How I calculated that my nap lasted 2 hours and 54 minutes.

I did not intend to be able to calculate the length of the nap nor to sleep anywhere nearly that long. But I know the last thing I heard on my audiobook and the next thing I heard on my audiobook, and I can see in my app (Audible) how much time was left in the book — "Between You & Me: Confessions of a Comma Queen" — at each of those 2 points.

This paragraph — which I heard about half of — happens with 3 hours and 36 minutes left in the book:
People have surprisingly strong feelings about word breaks [at the end of a justified line of text]. A long time ago I met a man on a ship in the Dodecanese who complained to me about the way The New Yorker broke “English” and “England.” We follow Merriam-Webster’s, which divides words phonetically, giving us “En-glish,” “En-gland.” Webster’s New World Dictionary (among others) divides words along meaningful units and goes with “Eng-lish” and “Eng-land.” What bothered my shipmate was the way “glish” and “gland” looked on the next line, especially at the top of a column. What bothered me was that here in the Aegean an American— a college English professor, to judge by the tan Hush Puppies he wore— was grilling me about word breaks. (He also complained about his subscription.) The truth is that I, too, disliked it: “glish” and “gland” are unsightly stand-alones. Yet I was deeply invested in our way of doing it and resentful about having to defend it while I was on vacation.
I woke up in the middle of this:
At that pencil party, I encountered for the first time a handheld long-point pencil sharpener. Until then, I had not known that a handheld pencil sharpener could be anything but a toy; I have one in the shape of the Empire State Building that I treasure for sentimental reasons, but it is useless except as a cake decoration. The party featured a Sharpening Lounge, where there were state-of-the-art wall-mounted X-Acto sharpeners along one wall (they not only deliver a beautiful point but do so in reverent silence) and copies of a pencil-yellow manual called How to Sharpen Pencils, by David Rees. It is one of very few books worthy of the dual category “Humor/ Reference.”
42 minutes left.

Now, Meade is asking "Do you want chili for dinner" and I'm saying "I want breakfast."

"Roy Moore shows up to vote on horseback."

Reports the NY Post (with a photo).

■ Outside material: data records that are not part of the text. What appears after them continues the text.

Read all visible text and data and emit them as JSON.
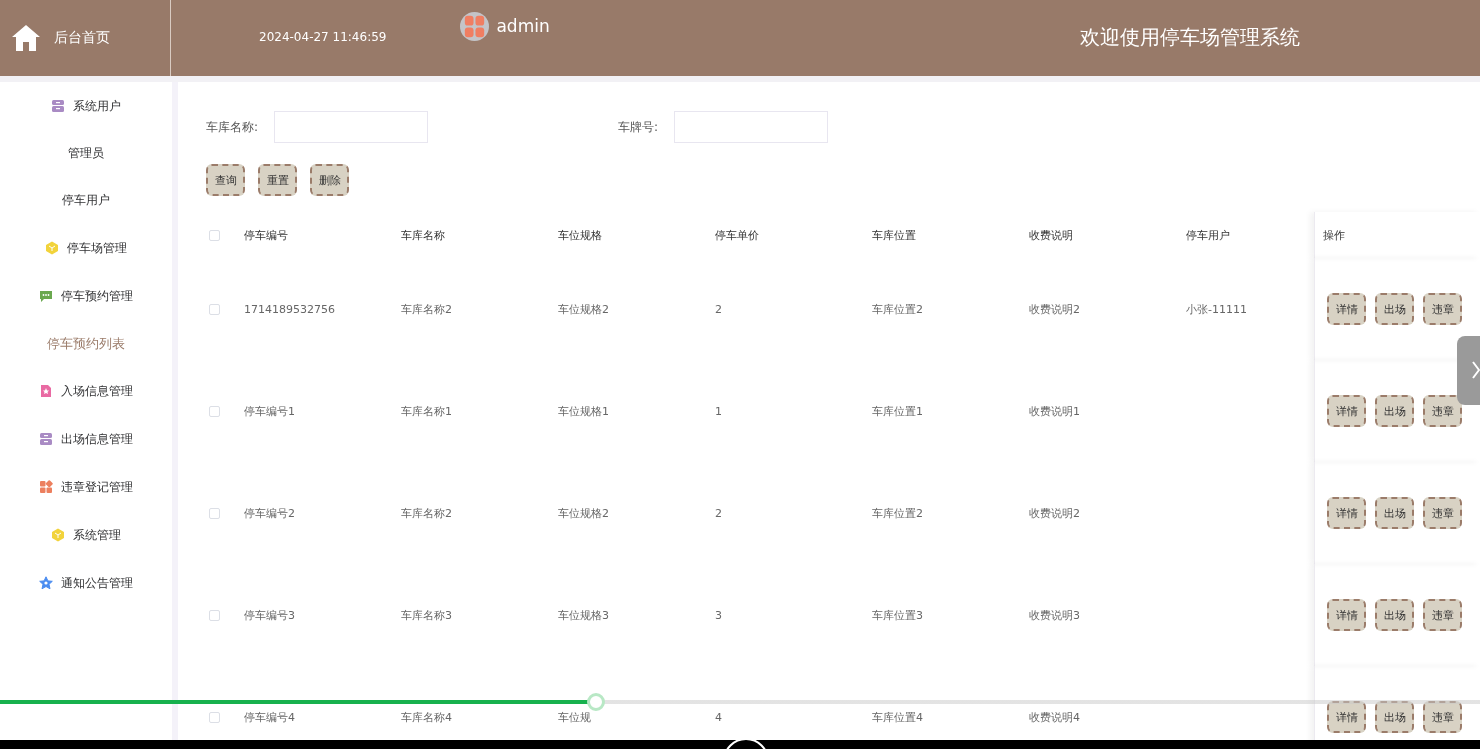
{
  "header": {
    "home_label": "后台首页",
    "datetime": "2024-04-27 11:46:59",
    "username": "admin",
    "title": "欢迎使用停车场管理系统"
  },
  "sidebar": {
    "items": [
      {
        "label": "系统用户",
        "kind": "archive",
        "children": [
          {
            "label": "管理员",
            "selected": false
          },
          {
            "label": "停车用户",
            "selected": false
          }
        ]
      },
      {
        "label": "停车场管理",
        "kind": "cube"
      },
      {
        "label": "停车预约管理",
        "kind": "chat",
        "children": [
          {
            "label": "停车预约列表",
            "selected": true
          }
        ]
      },
      {
        "label": "入场信息管理",
        "kind": "doc"
      },
      {
        "label": "出场信息管理",
        "kind": "archive"
      },
      {
        "label": "违章登记管理",
        "kind": "grid"
      },
      {
        "label": "系统管理",
        "kind": "cube"
      },
      {
        "label": "通知公告管理",
        "kind": "star"
      }
    ]
  },
  "search": {
    "fields": [
      {
        "label": "车库名称:"
      },
      {
        "label": "车牌号:"
      }
    ],
    "buttons": [
      "查询",
      "重置",
      "删除"
    ]
  },
  "table": {
    "columns": [
      "停车编号",
      "车库名称",
      "车位规格",
      "停车单价",
      "车库位置",
      "收费说明",
      "停车用户",
      "操作"
    ],
    "header_checked": false,
    "rows": [
      {
        "checked": false,
        "cells": [
          "1714189532756",
          "车库名称2",
          "车位规格2",
          "2",
          "车库位置2",
          "收费说明2",
          "小张-11111"
        ],
        "actions": [
          "详情",
          "出场",
          "违章"
        ]
      },
      {
        "checked": false,
        "cells": [
          "停车编号1",
          "车库名称1",
          "车位规格1",
          "1",
          "车库位置1",
          "收费说明1",
          ""
        ],
        "actions": [
          "详情",
          "出场",
          "违章"
        ]
      },
      {
        "checked": false,
        "cells": [
          "停车编号2",
          "车库名称2",
          "车位规格2",
          "2",
          "车库位置2",
          "收费说明2",
          ""
        ],
        "actions": [
          "详情",
          "出场",
          "违章"
        ]
      },
      {
        "checked": false,
        "cells": [
          "停车编号3",
          "车库名称3",
          "车位规格3",
          "3",
          "车库位置3",
          "收费说明3",
          ""
        ],
        "actions": [
          "详情",
          "出场",
          "违章"
        ]
      },
      {
        "checked": false,
        "cells": [
          "停车编号4",
          "车库名称4",
          "车位规",
          "4",
          "车库位置4",
          "收费说明4",
          ""
        ],
        "actions": [
          "详情",
          "出场",
          "违章"
        ]
      }
    ]
  },
  "video_player": {
    "progress": {
      "level": 0.403
    }
  }
}
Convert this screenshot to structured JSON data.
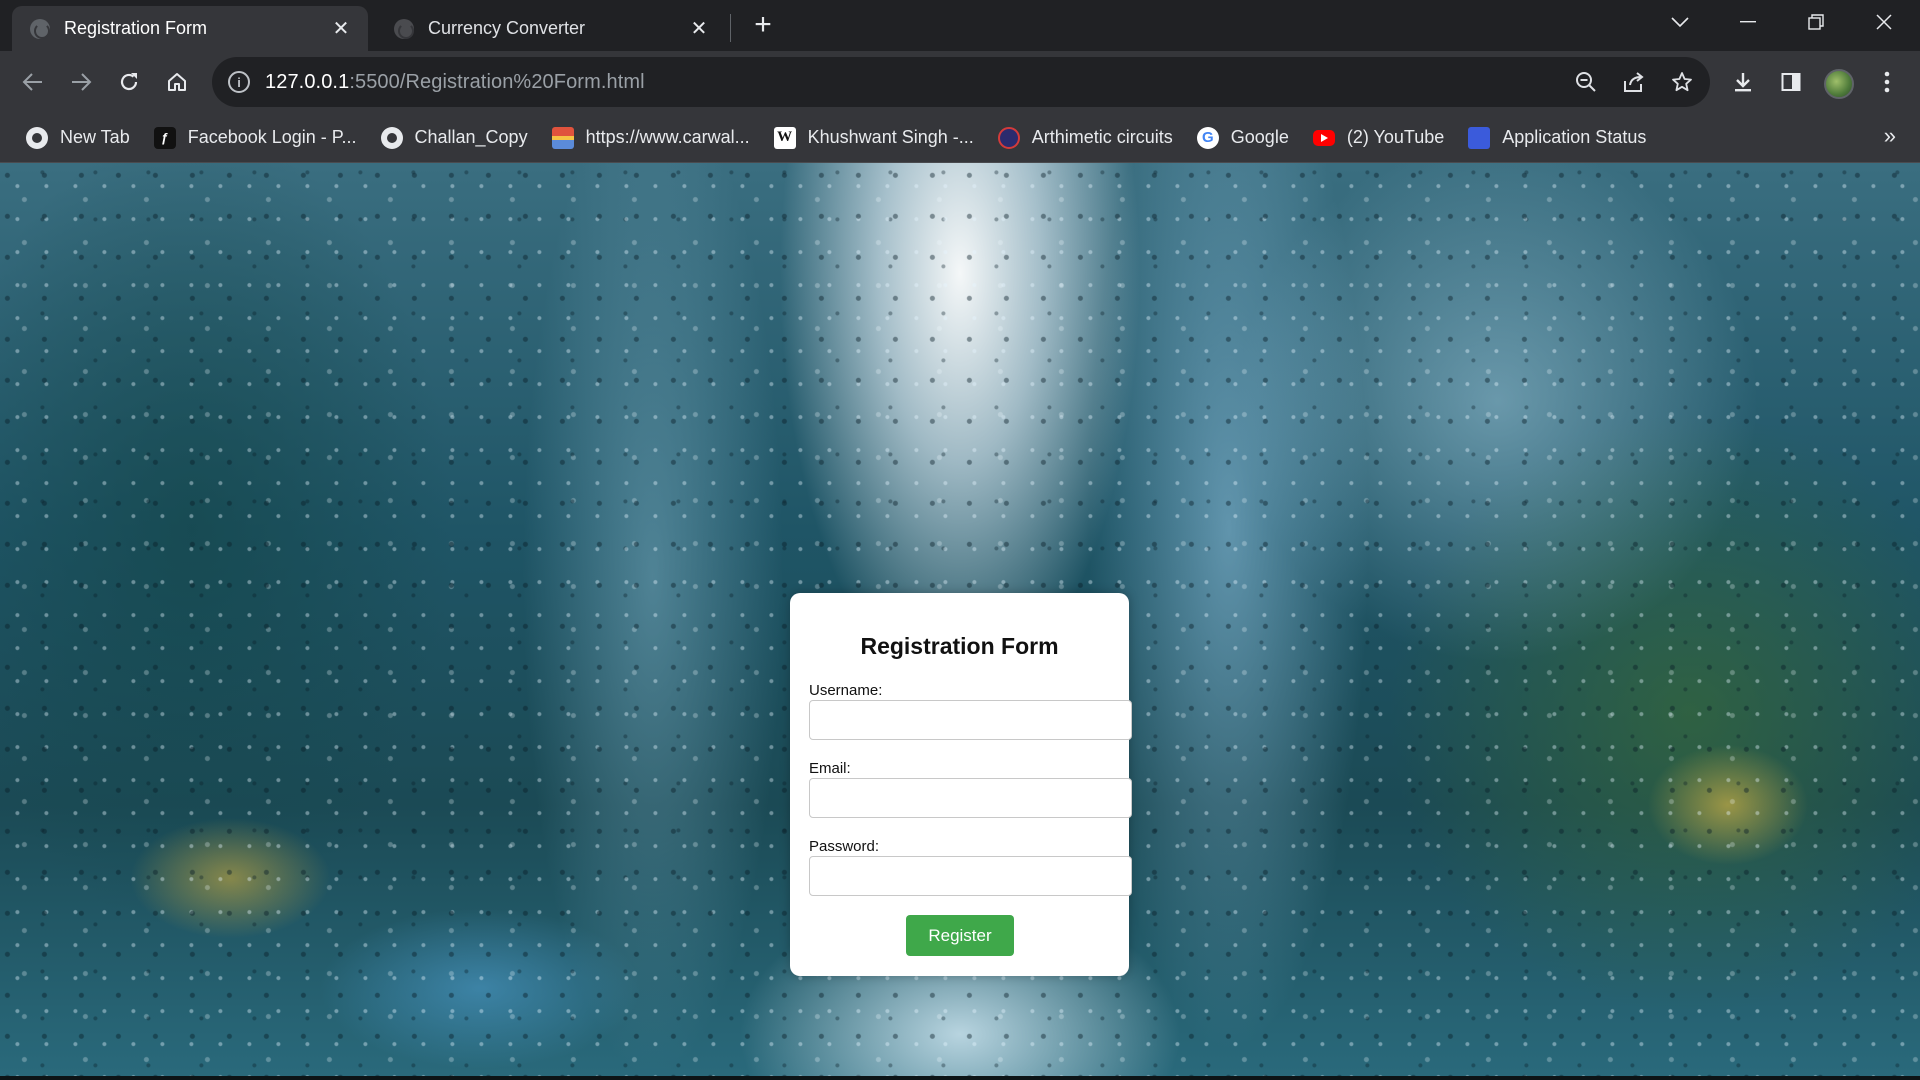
{
  "browser": {
    "tabs": [
      {
        "title": "Registration Form",
        "active": true
      },
      {
        "title": "Currency Converter",
        "active": false
      }
    ],
    "new_tab_symbol": "+",
    "url": {
      "host": "127.0.0.1",
      "path": ":5500/Registration%20Form.html"
    },
    "bookmarks": [
      {
        "label": "New Tab",
        "icon": "globe-icon",
        "color": "#e8eaed"
      },
      {
        "label": "Facebook Login - P...",
        "icon": "facebook-login-icon",
        "color": "#111111"
      },
      {
        "label": "Challan_Copy",
        "icon": "globe-icon",
        "color": "#e8eaed"
      },
      {
        "label": "https://www.carwal...",
        "icon": "carwale-icon",
        "color": "#e0533d"
      },
      {
        "label": "Khushwant Singh -...",
        "icon": "wikipedia-icon",
        "color": "#ffffff"
      },
      {
        "label": "Arthimetic circuits",
        "icon": "channel-icon",
        "color": "#d33b3b"
      },
      {
        "label": "Google",
        "icon": "google-icon",
        "color": "#ffffff"
      },
      {
        "label": "(2) YouTube",
        "icon": "youtube-icon",
        "color": "#ff0000"
      },
      {
        "label": "Application Status",
        "icon": "application-status-icon",
        "color": "#3b5bdb"
      }
    ]
  },
  "form": {
    "title": "Registration Form",
    "username_label": "Username:",
    "username_value": "",
    "email_label": "Email:",
    "email_value": "",
    "password_label": "Password:",
    "password_value": "",
    "submit_label": "Register",
    "accent_color": "#3fa84a"
  }
}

ADDED: The first commenter and (I'm thinking) a million people on the internet responded with some variation of "Fuck you and the horse you rode in on."

Hey, whyntchya leave me alone, I'm tryna do my routine here.